> **Task to complete**
Your task is to find every line in the records that holds the string "dakika" and copy it.

*** Opening Dataset records ***

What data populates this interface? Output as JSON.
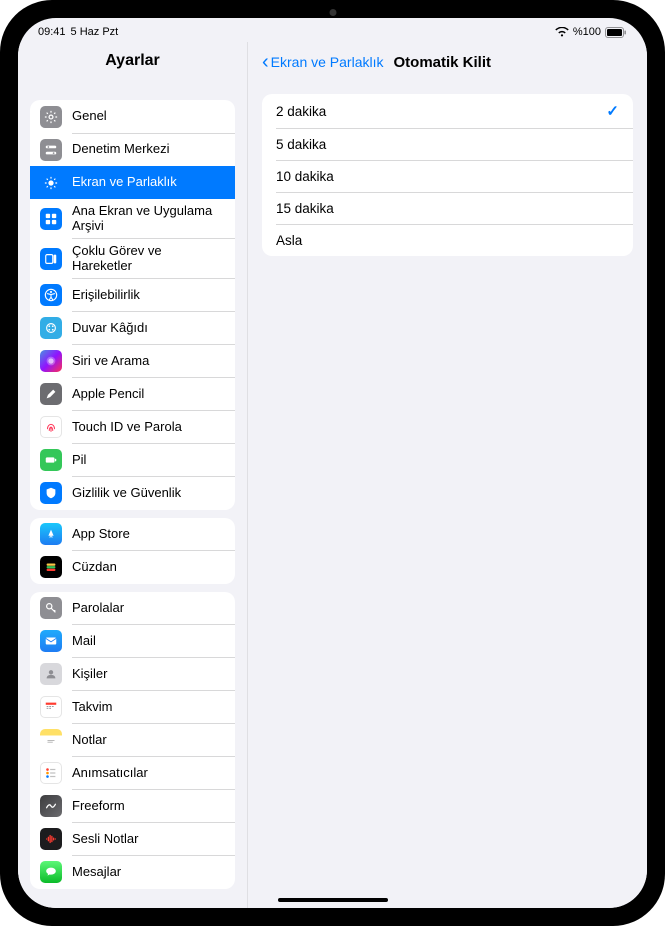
{
  "status": {
    "time": "09:41",
    "date": "5 Haz Pzt",
    "battery": "%100"
  },
  "sidebar": {
    "title": "Ayarlar",
    "sections": [
      {
        "items": [
          {
            "label": "Genel",
            "icon": "gear-icon",
            "bg": "bg-gray"
          },
          {
            "label": "Denetim Merkezi",
            "icon": "switches-icon",
            "bg": "bg-gray"
          },
          {
            "label": "Ekran ve Parlaklık",
            "icon": "brightness-icon",
            "bg": "bg-blue",
            "selected": true
          },
          {
            "label": "Ana Ekran ve Uygulama Arşivi",
            "icon": "grid-icon",
            "bg": "bg-blue"
          },
          {
            "label": "Çoklu Görev ve Hareketler",
            "icon": "multitask-icon",
            "bg": "bg-blue"
          },
          {
            "label": "Erişilebilirlik",
            "icon": "accessibility-icon",
            "bg": "bg-blue"
          },
          {
            "label": "Duvar Kâğıdı",
            "icon": "wallpaper-icon",
            "bg": "bg-teal"
          },
          {
            "label": "Siri ve Arama",
            "icon": "siri-icon",
            "bg": "bg-siri"
          },
          {
            "label": "Apple Pencil",
            "icon": "pencil-icon",
            "bg": "bg-darkgray"
          },
          {
            "label": "Touch ID ve Parola",
            "icon": "fingerprint-icon",
            "bg": "bg-white"
          },
          {
            "label": "Pil",
            "icon": "battery-icon",
            "bg": "bg-green"
          },
          {
            "label": "Gizlilik ve Güvenlik",
            "icon": "privacy-icon",
            "bg": "bg-blue"
          }
        ]
      },
      {
        "items": [
          {
            "label": "App Store",
            "icon": "appstore-icon",
            "bg": "bg-appstore"
          },
          {
            "label": "Cüzdan",
            "icon": "wallet-icon",
            "bg": "bg-wallet"
          }
        ]
      },
      {
        "items": [
          {
            "label": "Parolalar",
            "icon": "key-icon",
            "bg": "bg-gray"
          },
          {
            "label": "Mail",
            "icon": "mail-icon",
            "bg": "bg-mail"
          },
          {
            "label": "Kişiler",
            "icon": "contacts-icon",
            "bg": "bg-contacts"
          },
          {
            "label": "Takvim",
            "icon": "calendar-icon",
            "bg": "bg-calendar"
          },
          {
            "label": "Notlar",
            "icon": "notes-icon",
            "bg": "bg-notes"
          },
          {
            "label": "Anımsatıcılar",
            "icon": "reminders-icon",
            "bg": "bg-white"
          },
          {
            "label": "Freeform",
            "icon": "freeform-icon",
            "bg": "bg-freeform"
          },
          {
            "label": "Sesli Notlar",
            "icon": "voice-icon",
            "bg": "bg-voice"
          },
          {
            "label": "Mesajlar",
            "icon": "messages-icon",
            "bg": "bg-messages"
          }
        ]
      }
    ]
  },
  "detail": {
    "back_label": "Ekran ve Parlaklık",
    "title": "Otomatik Kilit",
    "options": [
      {
        "label": "2 dakika",
        "checked": true
      },
      {
        "label": "5 dakika",
        "checked": false
      },
      {
        "label": "10 dakika",
        "checked": false
      },
      {
        "label": "15 dakika",
        "checked": false
      },
      {
        "label": "Asla",
        "checked": false
      }
    ]
  }
}
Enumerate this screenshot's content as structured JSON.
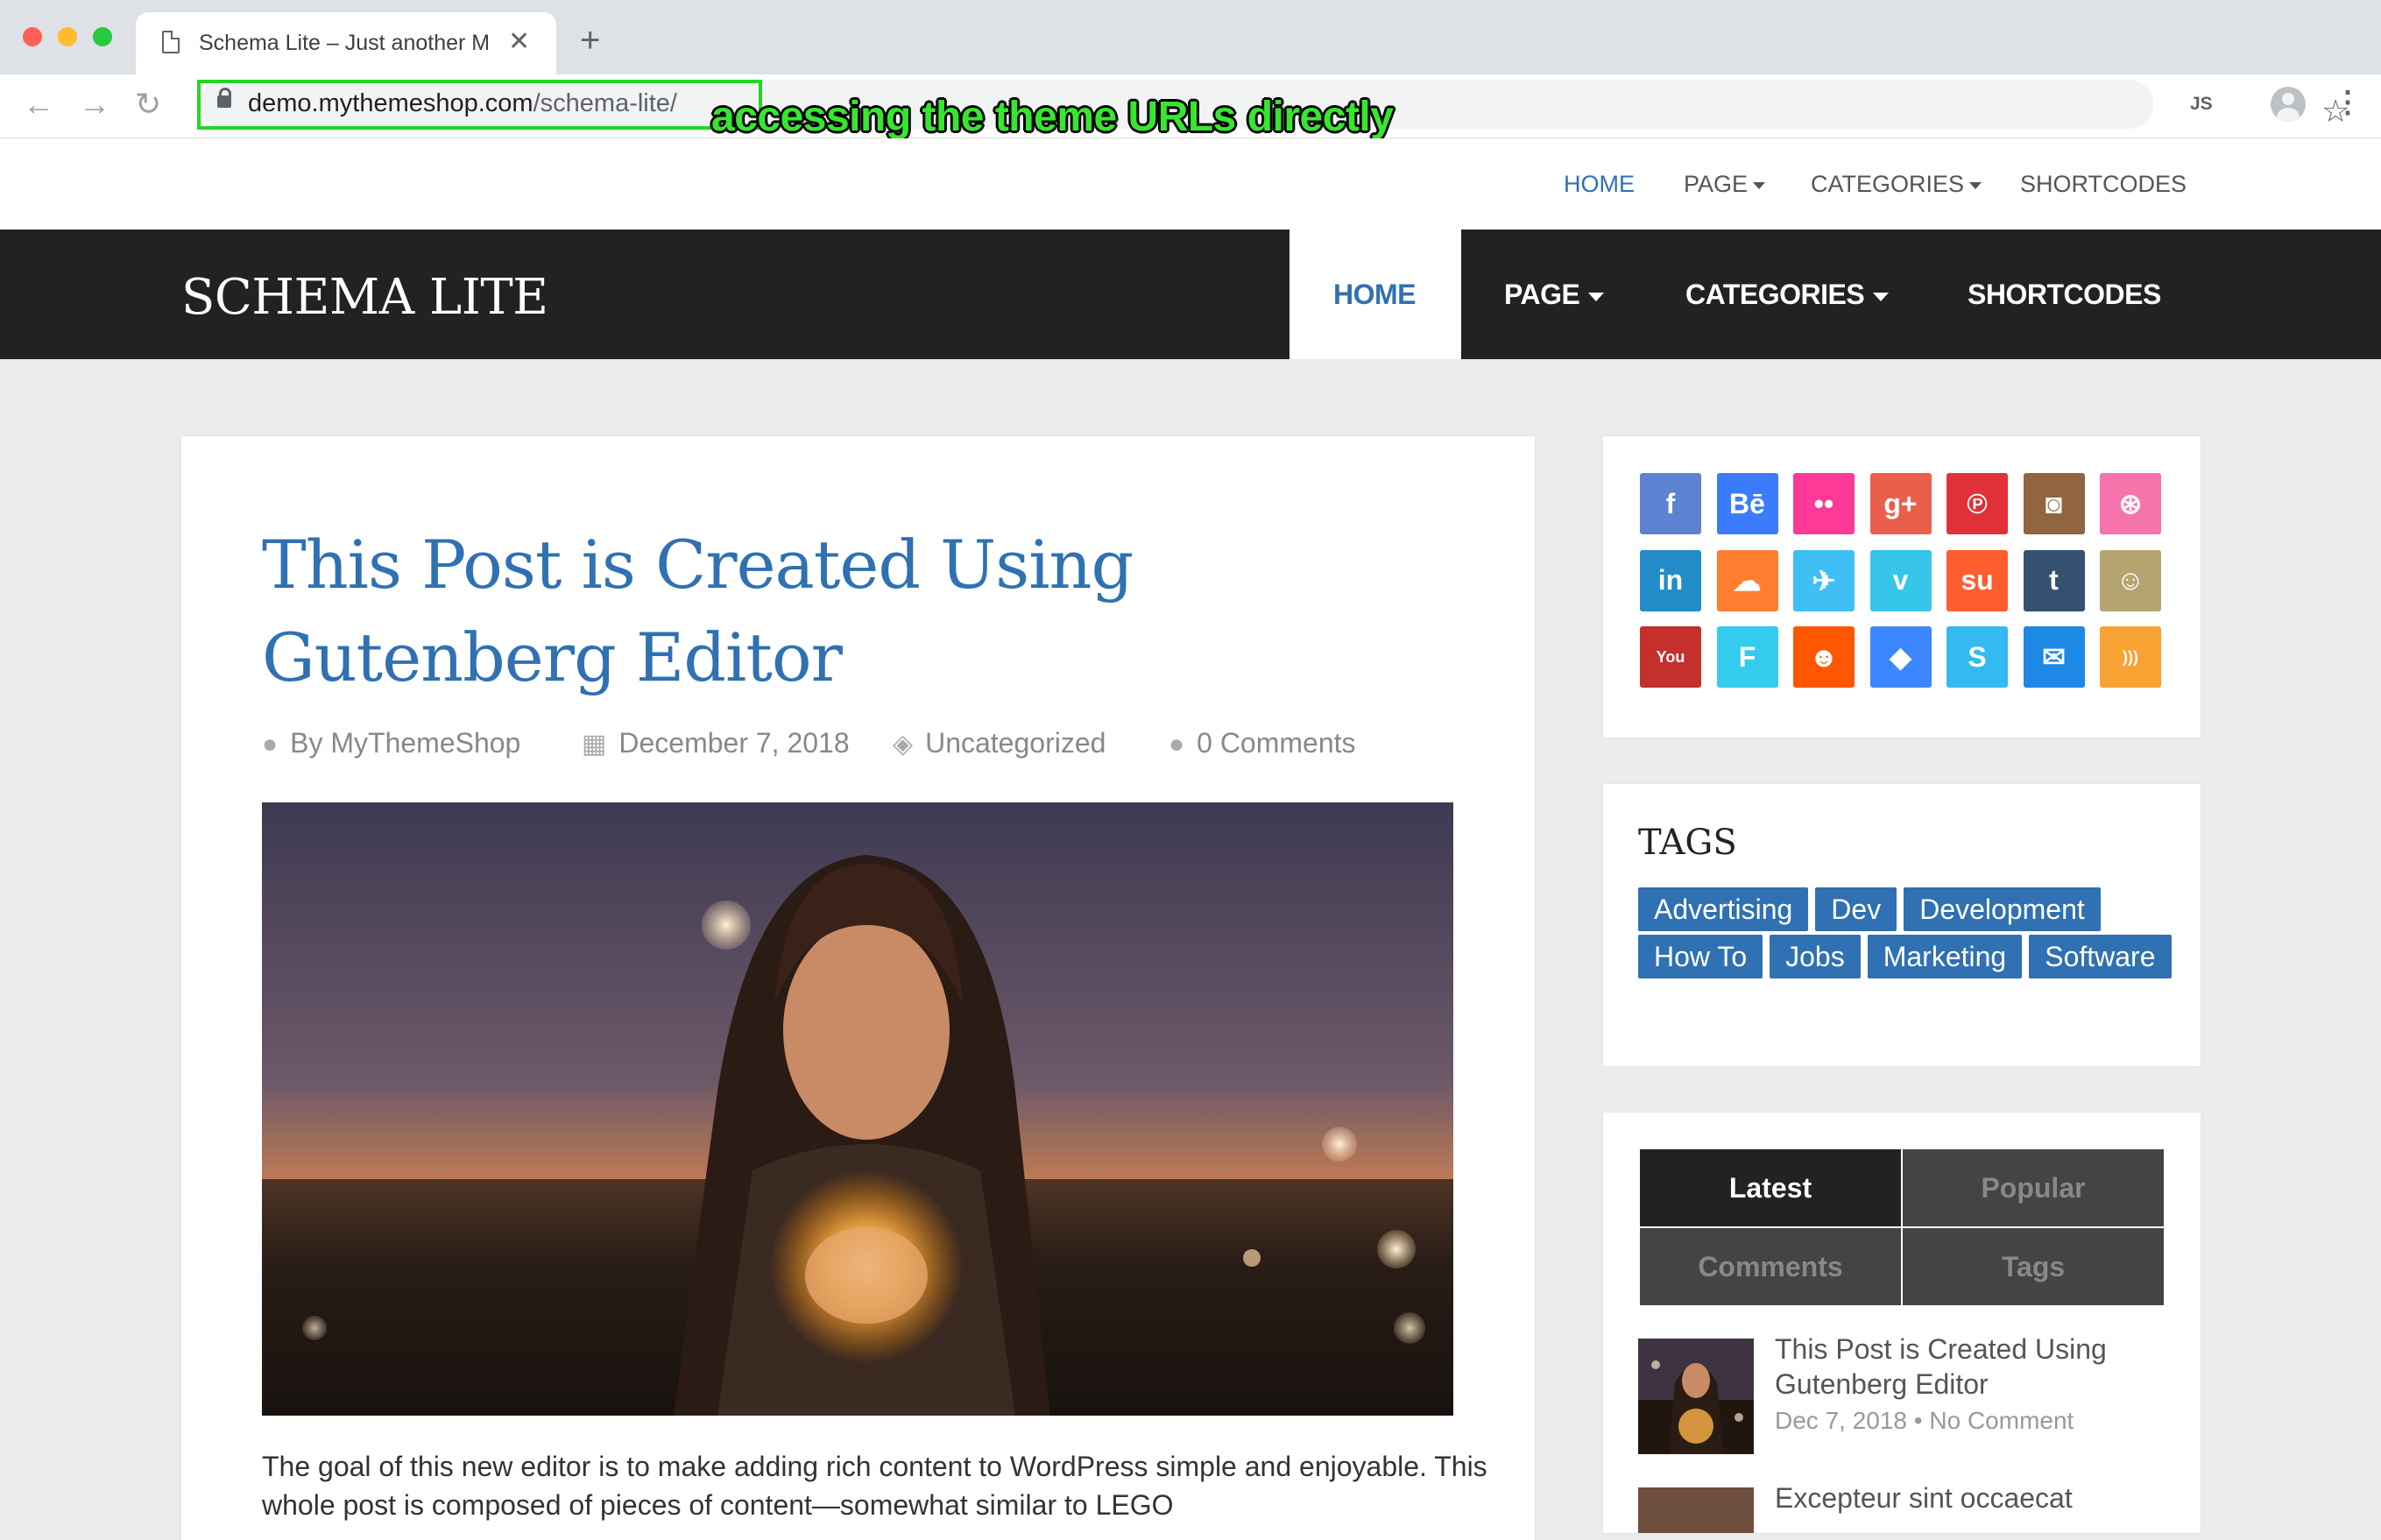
{
  "browser": {
    "tab_title": "Schema Lite – Just another My",
    "url_host": "demo.mythemeshop.com",
    "url_path": "/schema-lite/",
    "extension_label": "JS",
    "annotation": "accessing the theme URLs directly"
  },
  "topnav": {
    "items": [
      {
        "label": "HOME"
      },
      {
        "label": "PAGE"
      },
      {
        "label": "CATEGORIES"
      },
      {
        "label": "SHORTCODES"
      }
    ]
  },
  "header": {
    "logo": "SCHEMA LITE",
    "nav": [
      {
        "label": "HOME"
      },
      {
        "label": "PAGE"
      },
      {
        "label": "CATEGORIES"
      },
      {
        "label": "SHORTCODES"
      }
    ]
  },
  "post": {
    "title": "This Post is Created Using Gutenberg Editor",
    "author": "By MyThemeShop",
    "date": "December 7, 2018",
    "category": "Uncategorized",
    "comments": "0 Comments",
    "excerpt": "The goal of this new editor is to make adding rich content to WordPress simple and enjoyable. This whole post is composed of pieces of content—somewhat similar to LEGO"
  },
  "social": {
    "icons": [
      {
        "name": "facebook-icon",
        "glyph": "f",
        "color": "#5d82d1"
      },
      {
        "name": "behance-icon",
        "glyph": "Bē",
        "color": "#3b7cff"
      },
      {
        "name": "flickr-icon",
        "glyph": "••",
        "color": "#ff3998"
      },
      {
        "name": "google-plus-icon",
        "glyph": "g+",
        "color": "#eb5e4c"
      },
      {
        "name": "pinterest-icon",
        "glyph": "℗",
        "color": "#e13138"
      },
      {
        "name": "instagram-icon",
        "glyph": "◙",
        "color": "#91653f"
      },
      {
        "name": "dribbble-icon",
        "glyph": "⊛",
        "color": "#f773ac"
      },
      {
        "name": "linkedin-icon",
        "glyph": "in",
        "color": "#238cc8"
      },
      {
        "name": "soundcloud-icon",
        "glyph": "☁",
        "color": "#ff7e30"
      },
      {
        "name": "twitter-icon",
        "glyph": "✈",
        "color": "#40bff5"
      },
      {
        "name": "vimeo-icon",
        "glyph": "v",
        "color": "#35c6ea"
      },
      {
        "name": "stumbleupon-icon",
        "glyph": "su",
        "color": "#ff5c30"
      },
      {
        "name": "tumblr-icon",
        "glyph": "t",
        "color": "#34526f"
      },
      {
        "name": "github-icon",
        "glyph": "☺",
        "color": "#b6a470"
      },
      {
        "name": "youtube-icon",
        "glyph": "You",
        "color": "#c4302b"
      },
      {
        "name": "foursquare-icon",
        "glyph": "F",
        "color": "#34ccee"
      },
      {
        "name": "reddit-icon",
        "glyph": "☻",
        "color": "#ff5700"
      },
      {
        "name": "dropbox-icon",
        "glyph": "◆",
        "color": "#3b86ff"
      },
      {
        "name": "skype-icon",
        "glyph": "S",
        "color": "#34baf0"
      },
      {
        "name": "email-icon",
        "glyph": "✉",
        "color": "#1e88e5"
      },
      {
        "name": "rss-icon",
        "glyph": ")))",
        "color": "#f8a233"
      }
    ]
  },
  "tags": {
    "title": "TAGS",
    "items": [
      "Advertising",
      "Dev",
      "Development",
      "How To",
      "Jobs",
      "Marketing",
      "Software"
    ]
  },
  "tabs_widget": {
    "tabs": [
      "Latest",
      "Popular",
      "Comments",
      "Tags"
    ],
    "active": "Latest",
    "posts": [
      {
        "title": "This Post is Created Using Gutenberg Editor",
        "date": "Dec 7, 2018",
        "comments": "No Comment"
      },
      {
        "title": "Excepteur sint occaecat",
        "date": "",
        "comments": ""
      }
    ]
  },
  "colors": {
    "accent": "#2f71b2",
    "header_bg": "#222222",
    "annotation": "#37e62f"
  }
}
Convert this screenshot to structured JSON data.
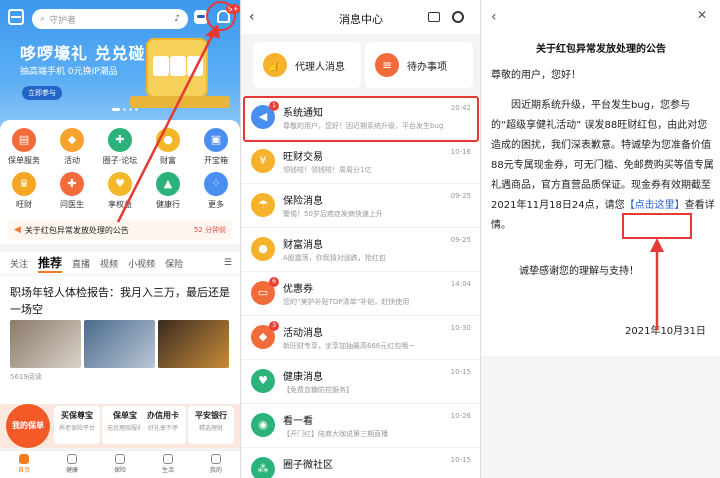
{
  "panel1": {
    "search_placeholder": "守护者",
    "bell_badge": "9+",
    "promo": {
      "title": "哆啰壕礼 兑兑碰",
      "subtitle": "抽高端手机 0元换IP潮品",
      "button": "立即参与"
    },
    "grid": [
      {
        "label": "保单服务",
        "icon": "policy-icon",
        "color": "#f26b3a"
      },
      {
        "label": "活动",
        "icon": "gift-icon",
        "color": "#f6a22b"
      },
      {
        "label": "圈子·论坛",
        "icon": "forum-icon",
        "color": "#2bb37b"
      },
      {
        "label": "财富",
        "icon": "coin-icon",
        "color": "#f4b728"
      },
      {
        "label": "开宝箱",
        "icon": "treasure-icon",
        "color": "#4a8ff0"
      },
      {
        "label": "旺财",
        "icon": "wangcai-icon",
        "color": "#f5a623"
      },
      {
        "label": "问医生",
        "icon": "doctor-icon",
        "color": "#f26b3a"
      },
      {
        "label": "享权益",
        "icon": "rights-icon",
        "color": "#f4b728"
      },
      {
        "label": "健康行",
        "icon": "shoe-icon",
        "color": "#2bb37b"
      },
      {
        "label": "更多",
        "icon": "more-icon",
        "color": "#4a8ff0"
      }
    ],
    "notice": {
      "text": "关于红包异常发放处理的公告",
      "time": "52 分钟前"
    },
    "tabs": [
      "关注",
      "推荐",
      "直播",
      "视频",
      "小视频",
      "保险"
    ],
    "active_tab": "推荐",
    "article": {
      "title": "职场年轻人体检报告：我月入三万，最后还是一场空",
      "reads": "5619阅读"
    },
    "my_policy": "我的保单",
    "cards": [
      {
        "title": "买保尊宝",
        "sub": "养老保险平台"
      },
      {
        "title": "保单宝",
        "sub": "无忧理赔服务"
      },
      {
        "title": "办信用卡",
        "sub": "好礼享不停"
      },
      {
        "title": "平安银行",
        "sub": "精选理财"
      }
    ],
    "tabbar": [
      "首页",
      "健康",
      "保险",
      "生活",
      "我的"
    ]
  },
  "panel2": {
    "title": "消息中心",
    "quick": [
      {
        "label": "代理人消息",
        "color": "#f6b22b"
      },
      {
        "label": "待办事项",
        "color": "#f26b3a"
      }
    ],
    "messages": [
      {
        "name": "系统通知",
        "desc": "尊敬的用户，您好！因近期系统升级，平台发生bug",
        "date": "20:42",
        "badge": "1",
        "color": "#4a8ff0",
        "icon": "megaphone-icon"
      },
      {
        "name": "旺财交易",
        "desc": "领钱啦！领钱啦！周周分1亿",
        "date": "10-16",
        "badge": "",
        "color": "#f6b22b",
        "icon": "wangcai-icon"
      },
      {
        "name": "保险消息",
        "desc": "警惕！50岁后癌症发病快速上升",
        "date": "09-25",
        "badge": "",
        "color": "#f6b22b",
        "icon": "umbrella-icon"
      },
      {
        "name": "财富消息",
        "desc": "A股震荡，你我猜对涨跌，抢红包",
        "date": "09-25",
        "badge": "",
        "color": "#f6b22b",
        "icon": "piggy-icon"
      },
      {
        "name": "优惠券",
        "desc": "您的“美护补贴TOP清单”补贴，赶快使用",
        "date": "14:04",
        "badge": "6",
        "color": "#f26b3a",
        "icon": "coupon-icon"
      },
      {
        "name": "活动消息",
        "desc": "新旺财专享，坐享加抽最高666元红包哦~",
        "date": "10-30",
        "badge": "3",
        "color": "#f26b3a",
        "icon": "gift-icon"
      },
      {
        "name": "健康消息",
        "desc": "【免费血糖防控服务】",
        "date": "10-15",
        "badge": "",
        "color": "#2bb37b",
        "icon": "heart-icon"
      },
      {
        "name": "看一看",
        "desc": "【开门红】陆商大咖说第三期直播",
        "date": "10-26",
        "badge": "",
        "color": "#2bb37b",
        "icon": "eye-icon"
      },
      {
        "name": "圈子微社区",
        "desc": "",
        "date": "10-15",
        "badge": "",
        "color": "#2bb37b",
        "icon": "community-icon"
      }
    ]
  },
  "panel3": {
    "title": "关于红包异常发放处理的公告",
    "greeting": "尊敬的用户，您好！",
    "body_before": "因近期系统升级，平台发生bug，您参与的“超级享健礼活动” 误发88旺财红包，由此对您造成的困扰，我们深表歉意。特诚挚为您准备价值88元专属现金券，可无门槛、免邮费购买等值专属礼遇商品，官方直营品质保证。现金券有效期截至2021年11月18日24点，请您",
    "link": "【点击这里】",
    "body_after": "查看详情。",
    "thanks": "诚挚感谢您的理解与支持！",
    "date": "2021年10月31日"
  }
}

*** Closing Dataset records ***

> **Output for this exercise**
        "label": "2 dakika",
        "label": "5 dakika",
        "label": "10 dakika",
        "label": "15 dakika",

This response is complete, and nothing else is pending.